▸ **WORK ITEM**
In which lines of the data does the string "Explorer" appear? Copy every one.
Top of RECORDS FOR PROCESSING
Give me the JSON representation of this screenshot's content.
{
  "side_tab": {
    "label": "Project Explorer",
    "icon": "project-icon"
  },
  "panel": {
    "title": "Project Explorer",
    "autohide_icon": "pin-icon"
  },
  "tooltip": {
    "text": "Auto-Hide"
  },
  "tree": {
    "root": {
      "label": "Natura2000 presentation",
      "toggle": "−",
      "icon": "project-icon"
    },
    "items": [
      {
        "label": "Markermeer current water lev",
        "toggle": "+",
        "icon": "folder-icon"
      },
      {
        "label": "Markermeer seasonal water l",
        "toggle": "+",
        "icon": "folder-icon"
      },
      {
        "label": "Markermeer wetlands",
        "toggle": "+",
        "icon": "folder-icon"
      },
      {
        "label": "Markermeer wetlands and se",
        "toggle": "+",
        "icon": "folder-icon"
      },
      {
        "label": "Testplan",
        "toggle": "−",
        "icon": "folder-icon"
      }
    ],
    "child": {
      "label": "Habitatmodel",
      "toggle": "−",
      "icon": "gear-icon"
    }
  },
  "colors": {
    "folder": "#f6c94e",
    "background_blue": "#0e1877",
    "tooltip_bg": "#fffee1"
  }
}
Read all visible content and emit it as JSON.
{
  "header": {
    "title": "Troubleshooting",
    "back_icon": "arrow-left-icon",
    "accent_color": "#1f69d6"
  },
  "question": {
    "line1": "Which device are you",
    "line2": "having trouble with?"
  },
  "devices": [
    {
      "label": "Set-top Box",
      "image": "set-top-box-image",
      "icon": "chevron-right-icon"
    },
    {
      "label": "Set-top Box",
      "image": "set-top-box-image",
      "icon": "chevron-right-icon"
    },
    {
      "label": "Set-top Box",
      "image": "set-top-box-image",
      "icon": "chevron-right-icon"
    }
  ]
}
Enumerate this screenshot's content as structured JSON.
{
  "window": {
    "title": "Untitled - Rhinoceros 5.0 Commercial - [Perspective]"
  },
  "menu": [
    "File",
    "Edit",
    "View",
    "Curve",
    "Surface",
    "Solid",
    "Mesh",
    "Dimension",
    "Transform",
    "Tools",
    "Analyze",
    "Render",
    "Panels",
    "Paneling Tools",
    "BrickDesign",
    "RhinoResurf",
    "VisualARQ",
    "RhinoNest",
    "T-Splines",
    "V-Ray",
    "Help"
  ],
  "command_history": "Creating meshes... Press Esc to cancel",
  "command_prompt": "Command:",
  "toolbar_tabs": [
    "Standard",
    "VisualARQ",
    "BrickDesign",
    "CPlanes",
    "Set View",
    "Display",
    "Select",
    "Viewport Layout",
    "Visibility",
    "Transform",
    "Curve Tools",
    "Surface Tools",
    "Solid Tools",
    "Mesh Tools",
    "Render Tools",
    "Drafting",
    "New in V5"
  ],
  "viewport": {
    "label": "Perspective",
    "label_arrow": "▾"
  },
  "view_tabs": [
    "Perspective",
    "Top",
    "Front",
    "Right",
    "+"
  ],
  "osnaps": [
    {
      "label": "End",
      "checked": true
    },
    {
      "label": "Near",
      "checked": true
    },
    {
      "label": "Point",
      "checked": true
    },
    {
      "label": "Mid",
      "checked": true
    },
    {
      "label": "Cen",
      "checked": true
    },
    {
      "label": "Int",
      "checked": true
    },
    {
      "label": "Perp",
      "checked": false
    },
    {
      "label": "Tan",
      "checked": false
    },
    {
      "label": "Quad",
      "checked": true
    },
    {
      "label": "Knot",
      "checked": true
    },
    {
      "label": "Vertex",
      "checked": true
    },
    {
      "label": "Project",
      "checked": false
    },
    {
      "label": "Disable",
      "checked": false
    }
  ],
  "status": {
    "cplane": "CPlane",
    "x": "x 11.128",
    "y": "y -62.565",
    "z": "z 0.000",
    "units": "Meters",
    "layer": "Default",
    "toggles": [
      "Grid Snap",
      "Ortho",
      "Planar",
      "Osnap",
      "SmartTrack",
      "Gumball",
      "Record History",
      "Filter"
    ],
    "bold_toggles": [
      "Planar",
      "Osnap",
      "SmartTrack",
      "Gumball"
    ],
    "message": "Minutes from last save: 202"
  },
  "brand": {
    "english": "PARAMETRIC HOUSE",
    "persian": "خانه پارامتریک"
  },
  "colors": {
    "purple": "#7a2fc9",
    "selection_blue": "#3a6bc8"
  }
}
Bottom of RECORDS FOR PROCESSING
▸ **RESPONSE TO THIS EXERCISE**
    "label": "Project Explorer",
    "title": "Project Explorer",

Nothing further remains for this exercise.